$230 million deal brings DeShaun Watson and controversy to Cleveland Browns
Over the weekend, the Cleveland Browns made it official, confirming that they had reached an agreement with three-time pro-bowler Deshaun Watson to be their next quarterback. The deal comes with a lot of controversy including accusations of sexual harassment and assault against Watson from nearly two dozen women. Our sports commentator Terry Pluto has been following the story closely. He’s among those questioning the decision by the Browns.
The contract with the Browns gives Watson the largest guaranteed contract in NFL history. The five-year agreement is worth $230 million. Previously the highest guaranteed contract was the one Green Bay gave Aaron Rodgers valued at $150 million. Watson sat out the entire past season with the Houston Texans.
“The Browns would tell you he’s a top 5 quarterback. I would say the top 10. He’s above average. He’s pretty good. He’ll make them better,” Pluto said. The issue though, he says, is “they paid him as though he were the best, despite the civil charges hanging over him.”
But wait, there’s more
Pluto says it’s about more than just the money. The deal includes future draft picks including three No. 1 draft picks, which Pluto says are like gold.

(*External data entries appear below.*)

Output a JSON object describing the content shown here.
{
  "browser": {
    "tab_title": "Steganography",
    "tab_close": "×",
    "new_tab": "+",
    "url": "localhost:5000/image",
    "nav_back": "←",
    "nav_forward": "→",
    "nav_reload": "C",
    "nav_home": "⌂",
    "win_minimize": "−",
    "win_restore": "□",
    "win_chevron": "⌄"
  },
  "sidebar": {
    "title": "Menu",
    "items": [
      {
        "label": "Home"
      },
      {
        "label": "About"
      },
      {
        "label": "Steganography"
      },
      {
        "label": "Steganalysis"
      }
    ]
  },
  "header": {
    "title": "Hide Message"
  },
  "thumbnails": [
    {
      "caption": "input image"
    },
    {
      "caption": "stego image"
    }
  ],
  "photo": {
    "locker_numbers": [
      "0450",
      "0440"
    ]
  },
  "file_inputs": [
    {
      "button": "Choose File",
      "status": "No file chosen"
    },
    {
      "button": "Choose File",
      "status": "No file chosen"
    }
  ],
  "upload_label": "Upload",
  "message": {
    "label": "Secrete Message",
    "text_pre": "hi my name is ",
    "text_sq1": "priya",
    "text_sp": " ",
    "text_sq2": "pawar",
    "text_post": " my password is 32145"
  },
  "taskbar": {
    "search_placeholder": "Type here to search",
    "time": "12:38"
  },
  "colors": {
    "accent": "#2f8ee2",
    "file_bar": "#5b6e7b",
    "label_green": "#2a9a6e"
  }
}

“This is the first time since 1989 when three No. 1 draft picks were in a trade,” he said. Combine that with the highest contract ever for someone who sat out a year and will likely face suspension for at least part of the upcoming season and the moral issues and “it’s like he’s being rewarded for what happened.
Following a so-so season filled with injuries, there’s been talk of whether current quarterback Baker Mayfieldwould still have a job. He essentially found out about the team’s pursuit of Watson as everyone else did, by reading about it.
“They did not keep [Mayfield] informed upfront as they should have. Baker was not exactly an angel throughout all this either. He was pouting about some other stuff but that was a problem,” Pluto said.
The Browns also announced over the weekend it had traded backup quarterback Case Keenum to the Buffalo Bills in exchange for a draft pick. Pluto says other moves by the team are about freeing up money because of the NFL salary cap.
“When you spend a lot of money for one player, it takes away from being able to spend money for other players … What makes the NFL a really good league is it doesn’t matter if you’re Green Bay, Los Angeles, Cleveland, Pittsburgh or New England, you can only spend a certain amount of money on your team,” he said. Aside from that, Pluto says it really doesn’t matter how much money owner Jimmy Haslam spends on Watson.
Motivation for the Browns
Pluto points to the fact the Browns are tired of losing and of not having a true “franchise” quarterback. Dee and Jimmy Haslam “bought the team in 2012. They’ve had only one winning season," Pluto said. "I think they felt that at 26-years-old, DeShaun Watson, from a football standpoint, is coming into his own. They will tell you, and this is correct, ‘As far as we know, when Watson was leading Clemson to a national title, when Watson was in his first two years with Houston and playing very well, there were never any bad stories or charges or anything against him.’ So in other words, this is not a guy who’s had a whole long criminal history.”
Stefanski’s ticking clock
There’s been a revolving doors from both quarterbacks and head coaches for the Cleveland Browns. Does the acquisition of Watson signal the fact that the days may be numbered for coach Kevin Stefanski? Pluto says the most recent Browns coach to survive three full seasons was Romeo Pernell, who coached the Browns from 2005-2008. The closest was Hue Jackson who made it 2.5 years. Stefanski is heading into his third season, and Pluto says the pressure will be on.
“Unless things totally fall apart, he’ll survive this upcoming season. But the pressure on him to win has increased quite a bit, and it’s going to get even higher,” he said.